    Being on the "edge," allows companies like Nobscot to respond quickly to HR's needs.  For example, based on feedback from clients Nobscot expanded its WebExit platform to handle new hire surveys and quality of hire metrics.
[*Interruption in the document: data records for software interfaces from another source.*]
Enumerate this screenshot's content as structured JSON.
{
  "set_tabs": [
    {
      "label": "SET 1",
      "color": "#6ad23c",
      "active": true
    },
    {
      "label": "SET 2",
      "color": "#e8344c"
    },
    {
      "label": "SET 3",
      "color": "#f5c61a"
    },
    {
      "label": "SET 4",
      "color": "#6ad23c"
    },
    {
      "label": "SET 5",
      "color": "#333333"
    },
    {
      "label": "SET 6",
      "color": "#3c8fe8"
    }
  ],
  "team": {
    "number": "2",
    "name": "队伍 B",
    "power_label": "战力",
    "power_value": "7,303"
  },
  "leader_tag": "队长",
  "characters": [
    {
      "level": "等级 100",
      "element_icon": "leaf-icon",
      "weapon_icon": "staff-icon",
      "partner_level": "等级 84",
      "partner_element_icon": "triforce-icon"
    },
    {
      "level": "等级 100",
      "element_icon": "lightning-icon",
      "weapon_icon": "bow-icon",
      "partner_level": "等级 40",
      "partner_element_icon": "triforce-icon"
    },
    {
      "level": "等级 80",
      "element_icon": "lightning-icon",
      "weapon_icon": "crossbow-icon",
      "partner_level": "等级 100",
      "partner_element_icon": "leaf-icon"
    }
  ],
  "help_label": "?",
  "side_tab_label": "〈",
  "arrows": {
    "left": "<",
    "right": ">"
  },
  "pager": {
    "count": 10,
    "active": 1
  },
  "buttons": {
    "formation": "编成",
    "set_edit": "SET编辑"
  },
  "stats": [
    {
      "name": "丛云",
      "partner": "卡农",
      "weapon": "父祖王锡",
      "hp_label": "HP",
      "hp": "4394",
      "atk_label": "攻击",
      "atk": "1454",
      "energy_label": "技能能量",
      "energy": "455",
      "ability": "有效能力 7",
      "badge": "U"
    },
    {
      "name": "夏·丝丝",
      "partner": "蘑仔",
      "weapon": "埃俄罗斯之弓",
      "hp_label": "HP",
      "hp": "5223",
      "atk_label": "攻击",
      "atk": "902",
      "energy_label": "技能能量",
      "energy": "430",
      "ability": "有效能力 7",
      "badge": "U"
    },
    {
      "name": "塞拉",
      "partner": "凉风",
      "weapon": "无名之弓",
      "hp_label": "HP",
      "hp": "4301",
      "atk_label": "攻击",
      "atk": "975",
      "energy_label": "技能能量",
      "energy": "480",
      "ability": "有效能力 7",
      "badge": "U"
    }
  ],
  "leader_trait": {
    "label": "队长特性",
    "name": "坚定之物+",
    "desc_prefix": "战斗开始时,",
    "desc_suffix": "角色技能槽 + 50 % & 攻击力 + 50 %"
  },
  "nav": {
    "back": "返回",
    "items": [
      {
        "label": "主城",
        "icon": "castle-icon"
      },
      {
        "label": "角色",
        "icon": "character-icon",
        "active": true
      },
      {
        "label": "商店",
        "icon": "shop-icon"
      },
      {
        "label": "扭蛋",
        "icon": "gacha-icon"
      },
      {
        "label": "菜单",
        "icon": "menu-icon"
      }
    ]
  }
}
The resulting program, called FirstDays helps organizations accurately measure the success of recruiting, onboarding, orientation and new hire socialization initiatives.  On the Mentor Scout side of the house, Nobscot expanded Mentor Scout with their Talent Networking Edition which adds peer-to-peer corporate social networking components to solve some common HR challenges such as knowledge sharing, breakdown of silos, recognition, and managing remote employees. 

    I encourage you to check out Nobscot Corporation, they are a company committed to the long-term success of their customers, and passionate about improving organizational effectiveness and advancing the discipline of Human Resources.

    Thanks very much to Nobscot, especially CEO Beth N. Carvin for their generous support of the HRevolution.


    Note : This post is part of the HRevolution Sponsor Spotlight series, the event organiizer's way of saying thanks to the fantastic sponsors of HRevolution, without their generous support the event would not be possible.



    Facebook and Talent Management Technology

    Recently Talent and Learning Management vendor SumTotal Systems announced a set of new integrations meant  to present information from the system, "where employees live most, applications like Microsoft Outlook and Facebook". In Facebook, for example, and employee could see updates and alerts from the SumTotal system, and connect with their internal colleagues without leaving the Facebook site.

    While most would not argue that corporate workers spend ridiculous amounts of time in Outlook, the idea that enterprise Talent Management systems should be connected with Facebook and LinkedIn is certainly an interesting and new development.

    Heck, pretty much every day I see a new article or study on organizations that block access to Facebook and LinkedIn. But that is not really the 'core' issue as I see it.

    I think the important message is not really about social networks and their use in the workplace, but rather a signal that the 'enterprise' platform as a required destination for employees and managers will erode in importance. More and more the 'official' home page or portals are going to be supplanted by interactions with the 'enterprise' information and processes via external networks (LinkedIn, Facebook), other internal enterprise tools (Outlook, intranets), and mobile (iPhone, Blackberry). If employees and line managers only have to visit a tool or system to accomplish one specific task, and that task is not somehow incorporated into their 'normal' workflow, the likelihood of adoption and effective utilization is far lower. 

    You may have a fantastic system, full of incredible content, but if no one goes there to leverage that content then it may as well be not there at all.

    Additionally, as the definitions of work shift, and the relationships that talent maintains with organizations become more fluid, much more versatile and agile tools for talent management will be needed.  Certainly part of the versatility will derive from embedded integration with Facebook and LinkedIn, but the larger work that remains is to convince organizations and vendors that their fancy home pages and dashboards, while interesting and exciting to look at, might not matter one bit to the employee and manager that never wants to visit them. 

    For some time it has been fashionable in marketing circles to declare that the corporate web site is 'dead' and that no one really cares what is on there, I wonder if one day enterprise systems home pages will 'die' as well and be replaced with a collection of widgets, add-ons, browser toolbars, and mobile applications.